Learning to focus your attention away from stressful thoughts

Kristin Boyles, Op/Ed Assistant Editor

I’ve come to realize that focus is something I need more of in my life. It’s not that I can’t get my homework done or that I get don’t do my job at Giant because I have trouble focusing on what I am doing. I can be focused when I want to be.

I guess the problem arises when I’m not doing homework or not at Giant or not invested in a movie or TV show that I love. My mind starts to wander and that is when my anxiety takes hold.

I’ve noticed this tends to happen to me more and more these days. I’ll be sitting in my car driving home and my thoughts turn into worries. 

Or I’ll be standing at the self-checkout at 7 a.m. on a Saturday when there’s no one around and my mind turns into a whirlwind of trepidation.

Yet, if I’m at work and one of the co-workers I talk to is nearby, I focus on talking to them and listening to what they have to say. If you take that variable away, my mind begins to wander.

This happens to me at slow points during my day and no, it doesn’t matter where I am. 

I could be at home, at school, at work, driving to Williamsport, or doing just about anything. My mind just won’t settle down.

To try and combat this the past few days, I’ve tried a few different tactics. My room is usually a mess, so I decided to pull up my Spotify on my TV, play my ‘Favorites’ playlist, and clean my room while bopping around to music. It worked.

I also chose to play music as I got around for school while lip-syncing and dancing and, sure enough, it worked. And it made me feel good, too.

I don’t know if any of you experience this same problem, but if you do, I suggest trying to find something to focus your attention on. 

It could be literally anything. Put on that movie you’ve been waiting to see. Throw yourself a dance party. Clean your room. Write a story. Draw a picture. Hang out with friends. Bake some cookies or play a sport.

Granted, I just tried this within the last week, but I’ve actually made this observation before. 

Last summer, I got out the big sketch book I have and never use and decided to draw a picture one day and found myself feeling happier and less worried.

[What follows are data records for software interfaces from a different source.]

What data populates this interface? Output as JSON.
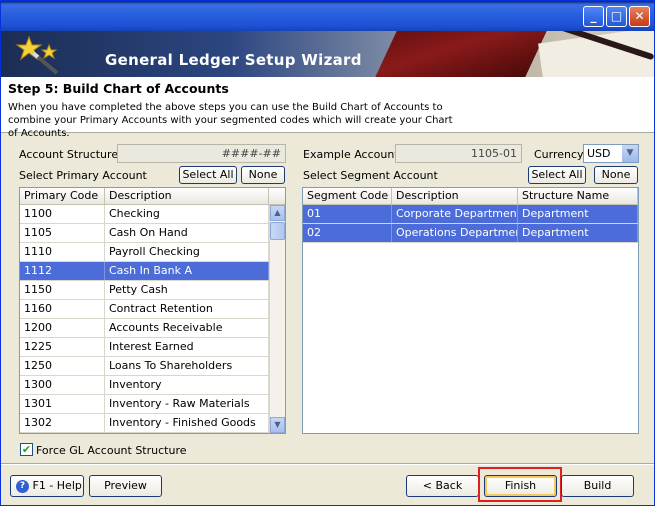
{
  "window": {
    "title": ""
  },
  "banner": {
    "title": "General Ledger Setup Wizard"
  },
  "step": {
    "title": "Step 5: Build Chart of Accounts",
    "description": "When you have completed the above steps you can use the Build Chart of Accounts to combine your Primary Accounts with your segmented codes which will create your Chart of Accounts."
  },
  "left": {
    "structure_label": "Account Structure",
    "structure_value": "####-##",
    "select_label": "Select Primary Account",
    "select_all": "Select All",
    "none": "None",
    "columns": [
      "Primary Code",
      "Description"
    ],
    "rows": [
      {
        "code": "1100",
        "desc": "Checking"
      },
      {
        "code": "1105",
        "desc": "Cash On Hand"
      },
      {
        "code": "1110",
        "desc": "Payroll Checking"
      },
      {
        "code": "1112",
        "desc": "Cash In Bank A"
      },
      {
        "code": "1150",
        "desc": "Petty Cash"
      },
      {
        "code": "1160",
        "desc": "Contract Retention"
      },
      {
        "code": "1200",
        "desc": "Accounts Receivable"
      },
      {
        "code": "1225",
        "desc": "Interest Earned"
      },
      {
        "code": "1250",
        "desc": "Loans To Shareholders"
      },
      {
        "code": "1300",
        "desc": "Inventory"
      },
      {
        "code": "1301",
        "desc": "Inventory - Raw Materials"
      },
      {
        "code": "1302",
        "desc": "Inventory - Finished Goods"
      }
    ]
  },
  "right": {
    "example_label": "Example Account",
    "example_value": "1105-01",
    "currency_label": "Currency",
    "currency_value": "USD",
    "select_label": "Select Segment Account",
    "select_all": "Select All",
    "none": "None",
    "columns": [
      "Segment Code",
      "Description",
      "Structure Name"
    ],
    "rows": [
      {
        "code": "01",
        "desc": "Corporate Department",
        "structure": "Department"
      },
      {
        "code": "02",
        "desc": "Operations Department",
        "structure": "Department"
      }
    ]
  },
  "force_label": "Force GL Account Structure",
  "footer": {
    "help": "F1 - Help",
    "preview": "Preview",
    "back": "< Back",
    "finish": "Finish",
    "build": "Build"
  }
}
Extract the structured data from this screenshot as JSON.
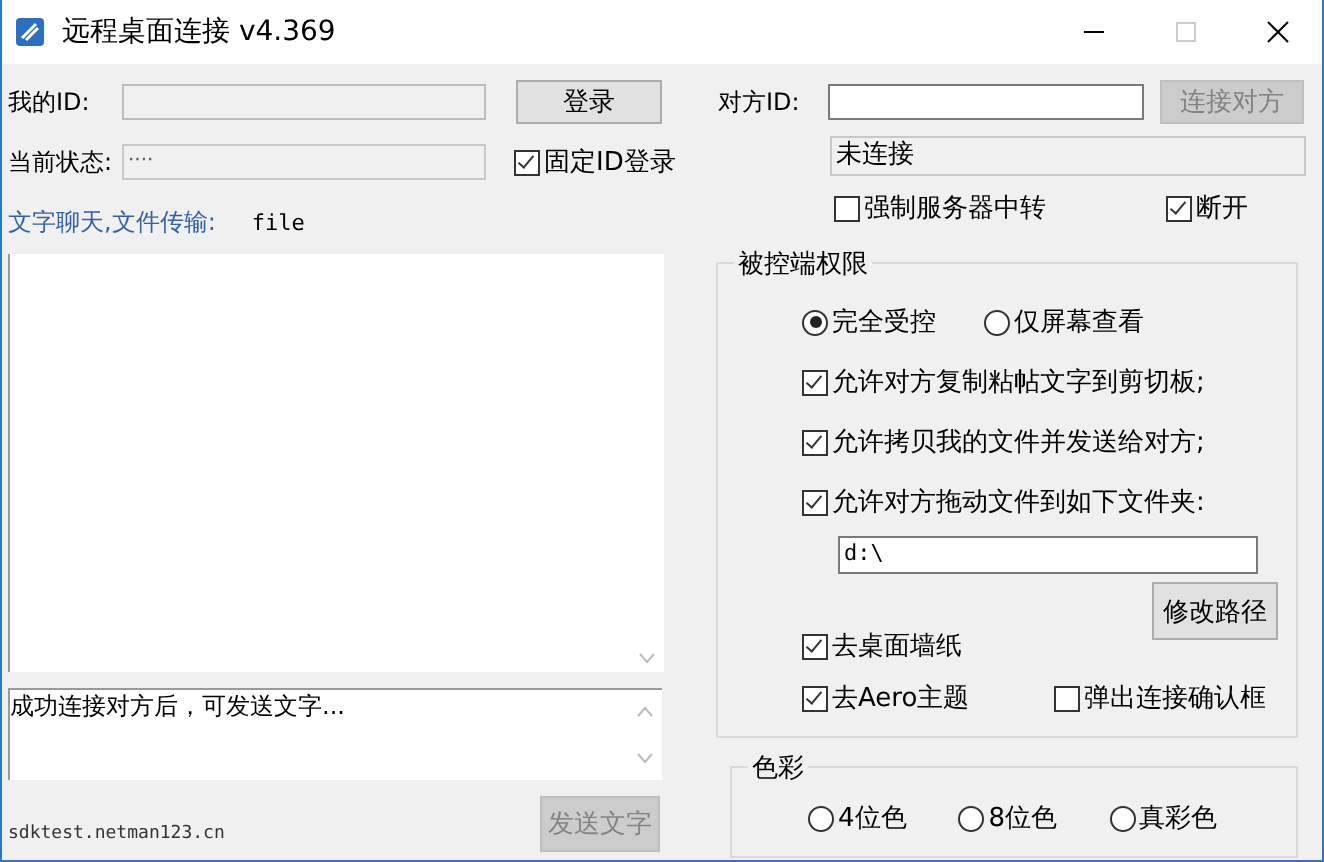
{
  "window": {
    "title": "远程桌面连接 v4.369"
  },
  "left": {
    "my_id_label": "我的ID:",
    "login_button": "登录",
    "status_label": "当前状态:",
    "status_value": "····",
    "fixed_id": {
      "label": "固定ID登录",
      "checked": true
    },
    "chat_label": "文字聊天,文件传输:",
    "file_label": "file",
    "message": "成功连接对方后，可发送文字...",
    "server": "sdktest.netman123.cn",
    "send_button": {
      "label": "发送文字",
      "disabled": true
    }
  },
  "right": {
    "peer_id_label": "对方ID:",
    "connect_button": {
      "label": "连接对方",
      "disabled": true
    },
    "connection_status": "未连接",
    "force_relay": {
      "label": "强制服务器中转",
      "checked": false
    },
    "disconnect": {
      "label": "断开",
      "checked": true
    }
  },
  "permissions": {
    "title": "被控端权限",
    "modes": [
      {
        "label": "完全受控",
        "selected": true
      },
      {
        "label": "仅屏幕查看",
        "selected": false
      }
    ],
    "allow_options": [
      {
        "label": "允许对方复制粘帖文字到剪切板;",
        "checked": true
      },
      {
        "label": "允许拷贝我的文件并发送给对方;",
        "checked": true
      },
      {
        "label": "允许对方拖动文件到如下文件夹:",
        "checked": true
      }
    ],
    "folder": "d:\\",
    "change_path_button": "修改路径",
    "display_options": [
      {
        "label": "去桌面墙纸",
        "checked": true
      },
      {
        "label": "去Aero主题",
        "checked": true
      },
      {
        "label": "弹出连接确认框",
        "checked": false
      }
    ]
  },
  "colors": {
    "title": "色彩",
    "depths": [
      {
        "label": "4位色",
        "selected": false
      },
      {
        "label": "8位色",
        "selected": false
      },
      {
        "label": "真彩色",
        "selected": false
      }
    ]
  }
}
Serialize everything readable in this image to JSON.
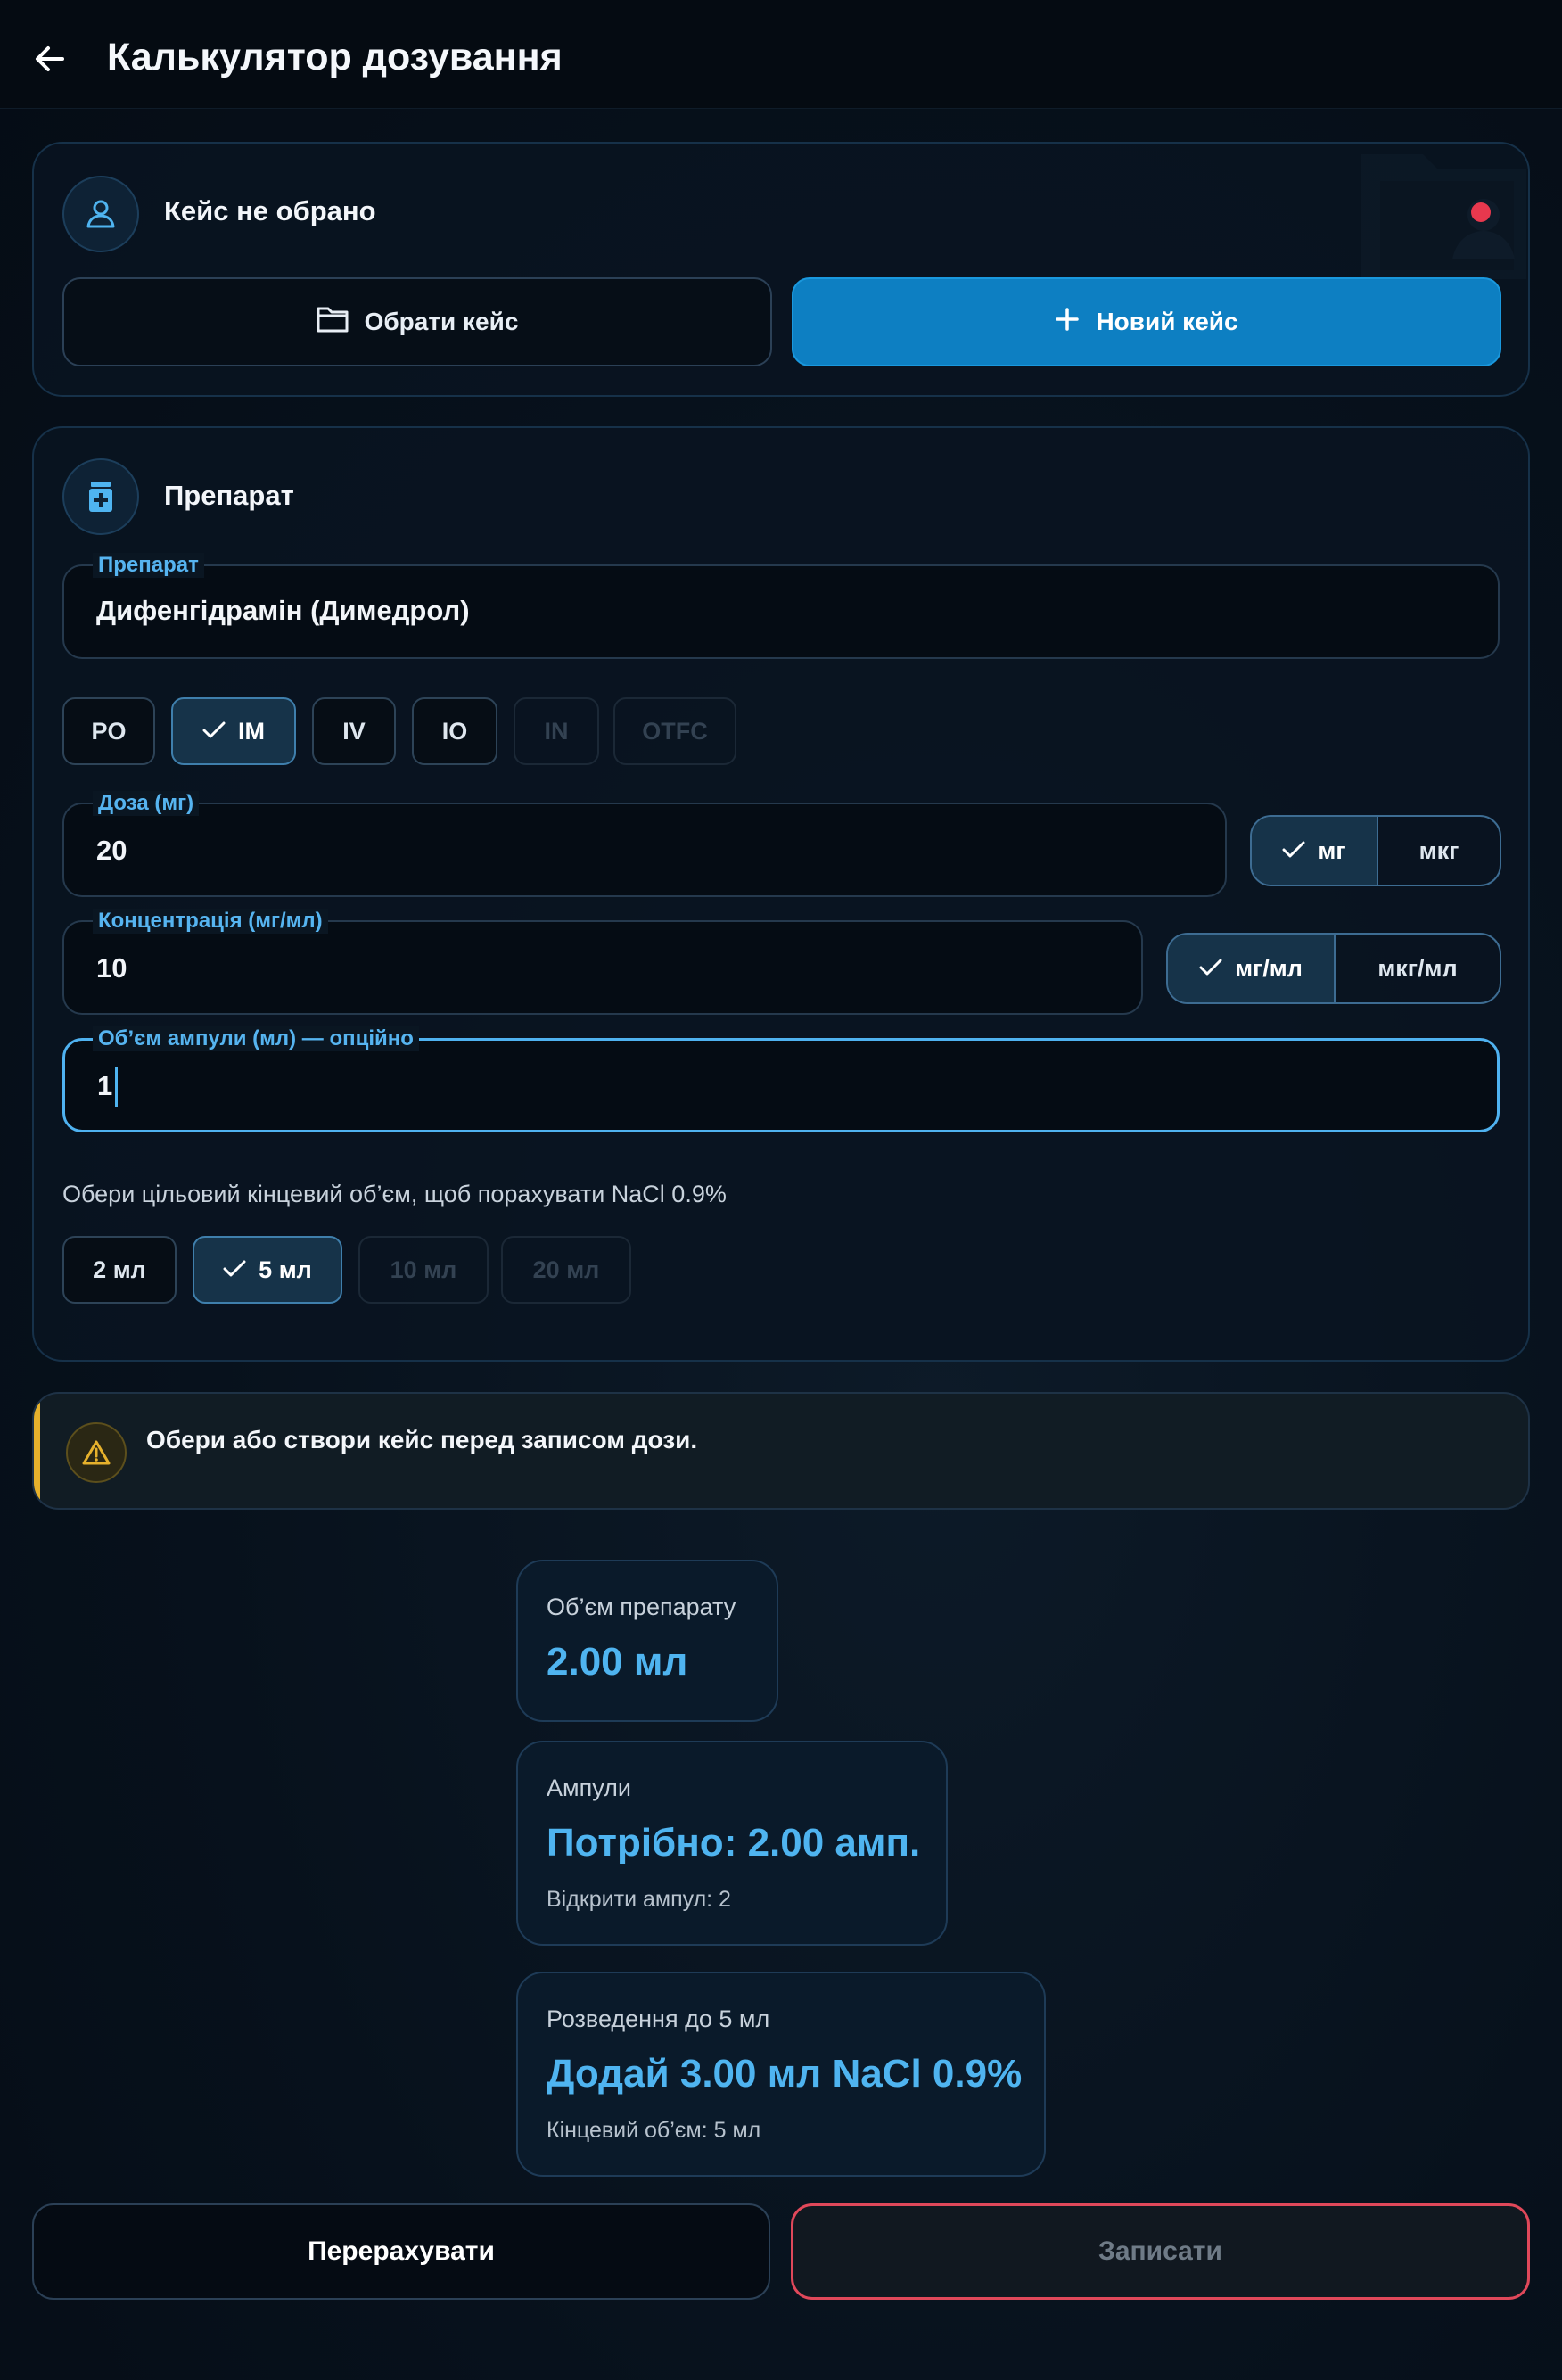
{
  "header": {
    "title": "Калькулятор дозування",
    "back_icon": "arrow-left-icon"
  },
  "case_card": {
    "status": "Кейс не обрано",
    "select_button": "Обрати кейс",
    "new_button": "Новий кейс"
  },
  "drug_card": {
    "heading": "Препарат",
    "drug_field": {
      "label": "Препарат",
      "value": "Дифенгідрамін (Димедрол)"
    },
    "routes": [
      {
        "label": "PO",
        "state": "normal"
      },
      {
        "label": "IM",
        "state": "selected"
      },
      {
        "label": "IV",
        "state": "normal"
      },
      {
        "label": "IO",
        "state": "normal"
      },
      {
        "label": "IN",
        "state": "disabled"
      },
      {
        "label": "OTFC",
        "state": "disabled"
      }
    ],
    "dose_field": {
      "label": "Доза (мг)",
      "value": "20"
    },
    "dose_units": {
      "options": [
        "мг",
        "мкг"
      ],
      "selected": "мг"
    },
    "conc_field": {
      "label": "Концентрація (мг/мл)",
      "value": "10"
    },
    "conc_units": {
      "options": [
        "мг/мл",
        "мкг/мл"
      ],
      "selected": "мг/мл"
    },
    "ampoule_field": {
      "label": "Об’єм ампули (мл) — опційно",
      "value": "1"
    },
    "target_hint": "Обери цільовий кінцевий об’єм, щоб порахувати NaCl 0.9%",
    "target_volumes": [
      {
        "label": "2 мл",
        "state": "normal"
      },
      {
        "label": "5 мл",
        "state": "selected"
      },
      {
        "label": "10 мл",
        "state": "disabled"
      },
      {
        "label": "20 мл",
        "state": "disabled"
      }
    ]
  },
  "warning": {
    "text": "Обери або створи кейс перед записом дози."
  },
  "results": {
    "volume": {
      "label": "Об’єм препарату",
      "value": "2.00 мл"
    },
    "ampoules": {
      "label": "Ампули",
      "value": "Потрібно: 2.00 амп.",
      "sub": "Відкрити ампул: 2"
    },
    "dilution": {
      "label": "Розведення до 5 мл",
      "value": "Додай 3.00 мл NaCl 0.9%",
      "sub": "Кінцевий об’єм: 5 мл"
    }
  },
  "actions": {
    "recalc": "Перерахувати",
    "save": "Записати"
  },
  "colors": {
    "accent": "#4fb4f0",
    "primary": "#0d7fc2",
    "warning": "#e6b12c",
    "danger": "#e0485a"
  }
}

The problem is, of course, staying committed to keeping your mind focused. I’ve yet to be successful in this area, but I think it’s important we all try. 

It’s a process; it will take time to make progress. I’m at least willing to try. I can only hope you are too.

Kristin is a junior English major and Assistant Opinions and Editorial Editor for the Voice.